- 11 October 2013
- From the section World
The 16-year-old Chemical Weapons Convention has been in the spotlight since Syria decided to join in an apparent bid to avoid US-led military intervention over the government's alleged use of chemical weapons. But here are some lesser known facts about the origins of the treaty, whom it covers, what it covers - and who has complied with its obligations.
- Modern use of chemical weapons dates back to World War I, when weaponised commercial chemicals such as chlorine, phosgene and mustard gas caused agonising suffering and tens of thousands of deaths. The development and stockpiling of chemical weapons accelerated during the Cold War, though their actual use was recorded only in a few cases
- A ban was first floated in 1968, but the text for the convention was only submitted to the UN General Assembly for approval 24 years later

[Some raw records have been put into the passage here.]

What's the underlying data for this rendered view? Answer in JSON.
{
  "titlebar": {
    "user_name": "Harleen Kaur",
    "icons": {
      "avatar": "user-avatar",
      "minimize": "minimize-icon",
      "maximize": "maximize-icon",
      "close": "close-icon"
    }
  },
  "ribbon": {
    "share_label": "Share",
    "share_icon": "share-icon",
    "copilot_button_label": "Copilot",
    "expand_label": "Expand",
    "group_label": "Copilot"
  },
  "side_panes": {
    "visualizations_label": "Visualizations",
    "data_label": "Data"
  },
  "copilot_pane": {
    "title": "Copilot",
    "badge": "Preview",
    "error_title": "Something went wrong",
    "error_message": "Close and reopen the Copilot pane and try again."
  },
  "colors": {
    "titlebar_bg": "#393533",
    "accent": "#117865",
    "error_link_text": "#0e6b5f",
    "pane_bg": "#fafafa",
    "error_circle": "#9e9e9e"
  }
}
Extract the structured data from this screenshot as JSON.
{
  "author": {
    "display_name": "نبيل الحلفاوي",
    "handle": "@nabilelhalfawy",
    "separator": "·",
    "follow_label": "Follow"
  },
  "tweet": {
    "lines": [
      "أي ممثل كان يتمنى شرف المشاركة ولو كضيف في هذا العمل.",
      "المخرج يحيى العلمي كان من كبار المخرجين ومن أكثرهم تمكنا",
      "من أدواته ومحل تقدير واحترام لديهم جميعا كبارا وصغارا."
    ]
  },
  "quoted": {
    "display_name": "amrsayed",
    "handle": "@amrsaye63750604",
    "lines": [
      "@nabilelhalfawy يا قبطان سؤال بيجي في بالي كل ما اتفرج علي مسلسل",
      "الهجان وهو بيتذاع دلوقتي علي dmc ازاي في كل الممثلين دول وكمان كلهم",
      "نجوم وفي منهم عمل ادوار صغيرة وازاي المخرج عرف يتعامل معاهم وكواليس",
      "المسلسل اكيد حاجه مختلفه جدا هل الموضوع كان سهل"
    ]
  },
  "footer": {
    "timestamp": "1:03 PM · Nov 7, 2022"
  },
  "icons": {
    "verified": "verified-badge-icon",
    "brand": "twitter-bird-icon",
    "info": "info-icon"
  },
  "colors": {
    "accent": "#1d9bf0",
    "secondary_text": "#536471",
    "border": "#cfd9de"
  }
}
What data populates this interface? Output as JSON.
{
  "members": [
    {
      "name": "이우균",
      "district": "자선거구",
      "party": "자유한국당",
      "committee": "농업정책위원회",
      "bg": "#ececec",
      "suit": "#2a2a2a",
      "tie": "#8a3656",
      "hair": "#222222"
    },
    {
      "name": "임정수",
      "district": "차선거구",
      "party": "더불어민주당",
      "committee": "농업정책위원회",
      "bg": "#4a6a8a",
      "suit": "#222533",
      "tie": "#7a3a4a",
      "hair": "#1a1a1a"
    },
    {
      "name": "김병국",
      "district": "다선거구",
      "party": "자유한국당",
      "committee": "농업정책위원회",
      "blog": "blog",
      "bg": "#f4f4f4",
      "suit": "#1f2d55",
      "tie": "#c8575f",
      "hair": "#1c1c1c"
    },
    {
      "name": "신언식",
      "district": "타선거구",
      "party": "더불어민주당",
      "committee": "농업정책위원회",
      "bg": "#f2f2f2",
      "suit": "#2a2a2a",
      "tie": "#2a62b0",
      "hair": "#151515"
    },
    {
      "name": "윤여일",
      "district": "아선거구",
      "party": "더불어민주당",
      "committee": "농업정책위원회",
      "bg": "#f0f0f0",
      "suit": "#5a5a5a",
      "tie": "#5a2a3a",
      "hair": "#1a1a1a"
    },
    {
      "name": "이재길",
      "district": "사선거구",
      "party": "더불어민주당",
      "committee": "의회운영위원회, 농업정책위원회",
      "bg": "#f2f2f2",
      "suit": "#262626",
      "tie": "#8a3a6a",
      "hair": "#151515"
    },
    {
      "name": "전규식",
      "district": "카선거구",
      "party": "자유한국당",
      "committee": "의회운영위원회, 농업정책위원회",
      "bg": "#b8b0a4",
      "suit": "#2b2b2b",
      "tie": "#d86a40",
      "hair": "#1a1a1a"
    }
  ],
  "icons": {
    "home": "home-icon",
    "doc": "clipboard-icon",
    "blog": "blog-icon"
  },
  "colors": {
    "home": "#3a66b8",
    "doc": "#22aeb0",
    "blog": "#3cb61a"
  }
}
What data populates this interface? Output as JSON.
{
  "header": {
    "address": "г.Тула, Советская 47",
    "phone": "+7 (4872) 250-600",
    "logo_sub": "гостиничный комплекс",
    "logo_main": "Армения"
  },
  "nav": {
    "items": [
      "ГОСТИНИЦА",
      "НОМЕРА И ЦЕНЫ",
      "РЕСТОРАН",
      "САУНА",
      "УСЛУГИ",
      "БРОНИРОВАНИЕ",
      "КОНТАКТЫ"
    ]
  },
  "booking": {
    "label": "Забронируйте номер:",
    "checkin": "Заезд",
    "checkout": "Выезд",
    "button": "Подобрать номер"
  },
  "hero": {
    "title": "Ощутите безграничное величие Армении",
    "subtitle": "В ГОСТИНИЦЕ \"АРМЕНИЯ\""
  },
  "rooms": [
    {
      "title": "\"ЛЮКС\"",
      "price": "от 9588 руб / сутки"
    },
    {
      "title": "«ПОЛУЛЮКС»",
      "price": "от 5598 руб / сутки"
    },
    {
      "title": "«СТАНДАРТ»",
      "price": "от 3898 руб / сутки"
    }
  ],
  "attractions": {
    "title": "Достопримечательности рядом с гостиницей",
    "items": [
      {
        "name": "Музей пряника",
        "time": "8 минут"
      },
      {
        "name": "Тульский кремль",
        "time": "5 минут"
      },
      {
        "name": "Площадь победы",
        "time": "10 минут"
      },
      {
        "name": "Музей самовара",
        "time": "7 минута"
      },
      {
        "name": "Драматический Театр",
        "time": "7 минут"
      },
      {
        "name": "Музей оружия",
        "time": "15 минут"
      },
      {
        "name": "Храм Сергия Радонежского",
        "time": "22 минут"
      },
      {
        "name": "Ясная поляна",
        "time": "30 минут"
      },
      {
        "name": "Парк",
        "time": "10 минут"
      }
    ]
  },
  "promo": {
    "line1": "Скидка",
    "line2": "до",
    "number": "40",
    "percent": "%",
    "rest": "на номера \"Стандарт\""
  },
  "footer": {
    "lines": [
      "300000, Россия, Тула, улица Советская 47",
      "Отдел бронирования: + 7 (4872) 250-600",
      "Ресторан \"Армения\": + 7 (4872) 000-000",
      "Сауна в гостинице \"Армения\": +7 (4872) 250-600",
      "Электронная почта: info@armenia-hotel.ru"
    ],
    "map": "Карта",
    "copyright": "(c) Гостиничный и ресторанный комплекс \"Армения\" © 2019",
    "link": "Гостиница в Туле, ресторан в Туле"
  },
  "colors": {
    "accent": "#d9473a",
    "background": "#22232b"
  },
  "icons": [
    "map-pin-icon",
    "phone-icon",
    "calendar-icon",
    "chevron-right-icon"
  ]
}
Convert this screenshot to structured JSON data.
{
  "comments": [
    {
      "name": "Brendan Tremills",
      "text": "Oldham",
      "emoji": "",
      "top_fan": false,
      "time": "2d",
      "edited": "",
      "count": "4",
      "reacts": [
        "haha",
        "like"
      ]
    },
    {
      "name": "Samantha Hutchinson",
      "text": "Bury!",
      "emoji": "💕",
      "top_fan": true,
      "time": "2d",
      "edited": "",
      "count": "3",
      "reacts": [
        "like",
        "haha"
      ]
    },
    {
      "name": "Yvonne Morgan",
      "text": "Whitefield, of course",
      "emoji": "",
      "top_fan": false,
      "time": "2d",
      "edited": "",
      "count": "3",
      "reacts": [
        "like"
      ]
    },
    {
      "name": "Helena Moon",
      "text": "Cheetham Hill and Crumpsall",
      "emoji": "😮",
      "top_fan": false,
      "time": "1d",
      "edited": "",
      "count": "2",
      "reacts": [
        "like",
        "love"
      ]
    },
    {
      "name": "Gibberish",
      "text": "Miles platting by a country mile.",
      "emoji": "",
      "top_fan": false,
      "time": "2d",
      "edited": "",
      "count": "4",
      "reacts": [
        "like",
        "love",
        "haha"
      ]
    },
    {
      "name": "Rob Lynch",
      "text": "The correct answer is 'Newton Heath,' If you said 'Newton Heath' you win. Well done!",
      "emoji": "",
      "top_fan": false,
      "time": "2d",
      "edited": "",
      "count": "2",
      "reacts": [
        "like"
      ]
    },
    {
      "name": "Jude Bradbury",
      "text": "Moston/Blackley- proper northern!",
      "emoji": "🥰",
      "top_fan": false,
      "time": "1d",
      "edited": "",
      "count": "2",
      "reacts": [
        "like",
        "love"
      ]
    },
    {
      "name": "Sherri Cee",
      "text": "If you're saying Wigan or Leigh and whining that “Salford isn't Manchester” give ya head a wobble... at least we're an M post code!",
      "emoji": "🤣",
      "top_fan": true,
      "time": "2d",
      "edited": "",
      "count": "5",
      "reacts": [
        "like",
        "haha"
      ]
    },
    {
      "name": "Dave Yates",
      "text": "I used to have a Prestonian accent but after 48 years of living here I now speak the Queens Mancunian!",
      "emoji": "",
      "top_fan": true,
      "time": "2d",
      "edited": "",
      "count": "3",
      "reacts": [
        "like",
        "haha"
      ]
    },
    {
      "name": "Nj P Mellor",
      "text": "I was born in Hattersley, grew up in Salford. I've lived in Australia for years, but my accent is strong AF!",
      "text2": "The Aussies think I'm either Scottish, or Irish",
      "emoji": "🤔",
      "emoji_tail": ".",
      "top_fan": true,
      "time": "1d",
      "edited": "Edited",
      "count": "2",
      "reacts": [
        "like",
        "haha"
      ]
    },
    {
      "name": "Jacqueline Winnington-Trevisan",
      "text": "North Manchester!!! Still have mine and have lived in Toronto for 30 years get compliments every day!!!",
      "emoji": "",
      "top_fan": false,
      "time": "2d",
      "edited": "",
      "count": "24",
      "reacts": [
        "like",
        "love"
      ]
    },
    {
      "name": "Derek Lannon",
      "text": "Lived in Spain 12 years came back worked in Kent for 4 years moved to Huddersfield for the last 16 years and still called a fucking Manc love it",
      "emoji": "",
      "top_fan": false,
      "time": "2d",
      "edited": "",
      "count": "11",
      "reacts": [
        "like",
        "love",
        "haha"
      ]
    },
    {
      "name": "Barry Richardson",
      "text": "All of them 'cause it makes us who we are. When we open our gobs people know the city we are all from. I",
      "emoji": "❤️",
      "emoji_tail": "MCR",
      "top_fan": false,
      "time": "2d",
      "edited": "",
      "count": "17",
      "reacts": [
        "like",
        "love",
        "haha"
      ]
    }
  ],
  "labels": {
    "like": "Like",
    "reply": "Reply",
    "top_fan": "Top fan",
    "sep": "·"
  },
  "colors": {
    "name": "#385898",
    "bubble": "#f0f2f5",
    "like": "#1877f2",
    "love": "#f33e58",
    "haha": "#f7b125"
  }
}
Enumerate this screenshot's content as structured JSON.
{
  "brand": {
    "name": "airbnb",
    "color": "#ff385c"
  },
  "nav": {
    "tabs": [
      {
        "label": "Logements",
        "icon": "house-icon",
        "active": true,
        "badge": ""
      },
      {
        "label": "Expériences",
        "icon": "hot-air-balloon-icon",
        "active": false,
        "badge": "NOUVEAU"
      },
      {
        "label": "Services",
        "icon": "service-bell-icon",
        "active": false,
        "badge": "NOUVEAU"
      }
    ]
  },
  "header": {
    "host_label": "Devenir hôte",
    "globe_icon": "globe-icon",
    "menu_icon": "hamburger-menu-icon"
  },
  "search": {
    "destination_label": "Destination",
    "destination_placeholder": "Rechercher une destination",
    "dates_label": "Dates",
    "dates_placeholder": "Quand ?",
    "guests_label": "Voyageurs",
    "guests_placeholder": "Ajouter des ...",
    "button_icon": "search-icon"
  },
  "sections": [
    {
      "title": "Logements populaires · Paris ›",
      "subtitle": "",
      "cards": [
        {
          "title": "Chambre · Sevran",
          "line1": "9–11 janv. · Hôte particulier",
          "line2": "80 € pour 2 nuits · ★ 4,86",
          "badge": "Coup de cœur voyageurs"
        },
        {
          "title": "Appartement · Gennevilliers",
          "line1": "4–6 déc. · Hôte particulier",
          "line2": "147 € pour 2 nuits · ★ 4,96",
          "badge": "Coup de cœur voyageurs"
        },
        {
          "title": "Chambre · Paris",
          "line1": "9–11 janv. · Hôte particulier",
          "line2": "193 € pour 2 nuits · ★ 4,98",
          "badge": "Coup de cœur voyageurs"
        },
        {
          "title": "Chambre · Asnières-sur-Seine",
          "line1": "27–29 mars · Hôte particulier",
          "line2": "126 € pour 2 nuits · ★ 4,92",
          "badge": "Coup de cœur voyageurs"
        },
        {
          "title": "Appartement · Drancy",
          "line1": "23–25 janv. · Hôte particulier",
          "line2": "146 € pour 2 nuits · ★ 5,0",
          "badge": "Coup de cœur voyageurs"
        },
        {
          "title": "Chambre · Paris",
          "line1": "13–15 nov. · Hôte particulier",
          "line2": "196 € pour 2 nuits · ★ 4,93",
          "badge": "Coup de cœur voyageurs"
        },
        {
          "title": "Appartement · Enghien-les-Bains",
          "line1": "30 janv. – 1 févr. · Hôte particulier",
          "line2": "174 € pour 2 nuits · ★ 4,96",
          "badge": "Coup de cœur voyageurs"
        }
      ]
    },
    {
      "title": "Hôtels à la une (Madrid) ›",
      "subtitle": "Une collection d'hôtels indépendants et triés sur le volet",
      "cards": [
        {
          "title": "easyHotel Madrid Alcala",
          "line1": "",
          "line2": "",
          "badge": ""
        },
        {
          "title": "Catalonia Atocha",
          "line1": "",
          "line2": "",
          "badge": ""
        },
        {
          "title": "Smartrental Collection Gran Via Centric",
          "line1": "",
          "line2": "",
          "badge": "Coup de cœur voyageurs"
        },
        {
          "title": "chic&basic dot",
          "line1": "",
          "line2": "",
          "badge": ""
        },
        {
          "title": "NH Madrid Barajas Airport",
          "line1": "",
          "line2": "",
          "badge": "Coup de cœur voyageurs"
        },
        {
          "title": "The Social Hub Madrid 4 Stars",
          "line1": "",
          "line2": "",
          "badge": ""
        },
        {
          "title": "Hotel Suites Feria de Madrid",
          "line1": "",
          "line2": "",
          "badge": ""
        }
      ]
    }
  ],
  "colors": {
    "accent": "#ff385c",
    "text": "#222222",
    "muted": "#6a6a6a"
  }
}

- Between April 1997, when the convention came into force, and July 2013, the Organisation for the Prohibition of Chemical Weapons (OPCW) - which polices the convention - conducted more than 5,000 inspections in 86 out of the 189 countries that are party to the convention. But the OPCW can't do much to enforce compliance, outside recommending measures to states or referring matters to the UN General Assembly or Security Council
- Seven state parties have declared chemical weapons stockpiles totalling over 70,000 tonnes, and so far some 80% of this has been destroyed
- But only three countries - Albania, India and a third party widely believed to be South Korea - have destroyed all their stockpiles
- The countries with the biggest declared stockpiles, the United States and Russia, failed to meet deadlines for their total destruction in April 2007 and April 2012. The deadlines have now been extended once again
- The US currently has a stockpile of some 3,000 tonnes of chemical agents - three times the amount Western powers say Syria possesses
- There are some contentious exclusions from the CWC, such as white phosphorus - which if used as smoke (to camouflage movement) is not considered a chemical weapon despite its potential toxic effects. Napalm and dynamite are excluded because their primary destructive effects are considered to be incendiary and not chemical
- The CWC's remit also does not include biological weapons - weaponisable bio-agents such as bacteria, viruses or fungi - which is covered by the Biological Weapons Convention
- Five states - Angola, North Korea, Egypt, South Sudan and Syria - have neither signed nor ratified the agreement, though Syria is now in the process of doing so. Israel and Burma (also known as Myanmar) have signed but not ratified.